━━ RECORDS SHOWN ━━

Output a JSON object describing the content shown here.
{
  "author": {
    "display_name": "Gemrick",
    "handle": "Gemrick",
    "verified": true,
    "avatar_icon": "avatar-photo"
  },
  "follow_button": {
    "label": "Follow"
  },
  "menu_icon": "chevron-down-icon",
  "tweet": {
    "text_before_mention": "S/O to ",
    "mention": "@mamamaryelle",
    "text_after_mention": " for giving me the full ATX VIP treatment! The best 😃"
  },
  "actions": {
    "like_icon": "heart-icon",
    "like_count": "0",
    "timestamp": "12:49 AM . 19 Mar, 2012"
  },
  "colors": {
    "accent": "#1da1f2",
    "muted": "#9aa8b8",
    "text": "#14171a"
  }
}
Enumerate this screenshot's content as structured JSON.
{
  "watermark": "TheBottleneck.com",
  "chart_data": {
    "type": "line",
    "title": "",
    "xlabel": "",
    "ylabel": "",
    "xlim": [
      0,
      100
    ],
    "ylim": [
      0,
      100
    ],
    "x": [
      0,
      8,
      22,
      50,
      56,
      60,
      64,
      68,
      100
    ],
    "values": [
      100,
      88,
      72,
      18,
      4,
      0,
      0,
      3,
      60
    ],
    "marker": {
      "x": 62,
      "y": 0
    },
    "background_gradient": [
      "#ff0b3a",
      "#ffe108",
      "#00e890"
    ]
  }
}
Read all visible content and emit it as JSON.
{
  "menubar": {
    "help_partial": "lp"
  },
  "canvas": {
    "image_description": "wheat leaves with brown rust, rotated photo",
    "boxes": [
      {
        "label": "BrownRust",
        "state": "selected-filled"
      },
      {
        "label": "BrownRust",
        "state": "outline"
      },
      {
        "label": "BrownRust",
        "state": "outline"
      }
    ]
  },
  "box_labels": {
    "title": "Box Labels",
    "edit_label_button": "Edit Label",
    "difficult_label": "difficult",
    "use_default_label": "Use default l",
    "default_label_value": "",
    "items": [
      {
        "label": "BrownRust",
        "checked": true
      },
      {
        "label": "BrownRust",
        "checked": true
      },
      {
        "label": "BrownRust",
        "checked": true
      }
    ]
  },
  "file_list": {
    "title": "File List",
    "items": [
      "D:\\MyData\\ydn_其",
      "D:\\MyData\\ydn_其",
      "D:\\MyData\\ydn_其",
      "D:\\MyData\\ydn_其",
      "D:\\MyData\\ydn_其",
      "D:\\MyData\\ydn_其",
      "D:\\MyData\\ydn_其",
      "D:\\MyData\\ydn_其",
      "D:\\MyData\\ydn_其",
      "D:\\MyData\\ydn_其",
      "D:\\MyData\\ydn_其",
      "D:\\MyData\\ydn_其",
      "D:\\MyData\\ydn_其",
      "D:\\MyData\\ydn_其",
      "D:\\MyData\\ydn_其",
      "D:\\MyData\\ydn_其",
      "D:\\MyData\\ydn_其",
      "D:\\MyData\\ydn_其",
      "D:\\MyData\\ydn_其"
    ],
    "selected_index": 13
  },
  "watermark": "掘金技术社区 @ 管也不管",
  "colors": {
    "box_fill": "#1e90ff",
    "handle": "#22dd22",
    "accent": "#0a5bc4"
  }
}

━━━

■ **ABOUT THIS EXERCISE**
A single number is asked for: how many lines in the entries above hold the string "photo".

■ **RESULT OF THE TASK**
2